### Directions
Copy every line of the records below that holds the word "face".

### Stored data
──────────────────────────────

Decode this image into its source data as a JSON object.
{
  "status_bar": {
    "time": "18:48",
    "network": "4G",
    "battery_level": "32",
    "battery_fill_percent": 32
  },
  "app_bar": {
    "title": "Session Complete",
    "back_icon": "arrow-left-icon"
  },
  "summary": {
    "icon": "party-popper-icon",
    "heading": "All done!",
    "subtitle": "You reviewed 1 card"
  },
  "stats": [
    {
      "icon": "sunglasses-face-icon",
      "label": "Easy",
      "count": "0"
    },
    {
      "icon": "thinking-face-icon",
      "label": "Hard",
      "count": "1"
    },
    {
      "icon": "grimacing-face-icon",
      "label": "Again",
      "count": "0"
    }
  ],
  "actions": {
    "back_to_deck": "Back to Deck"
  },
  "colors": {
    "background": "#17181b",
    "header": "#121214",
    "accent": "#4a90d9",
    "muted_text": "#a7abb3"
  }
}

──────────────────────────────

### Answer to the exercise
      "icon": "sunglasses-face-icon",
      "icon": "thinking-face-icon",
      "icon": "grimacing-face-icon",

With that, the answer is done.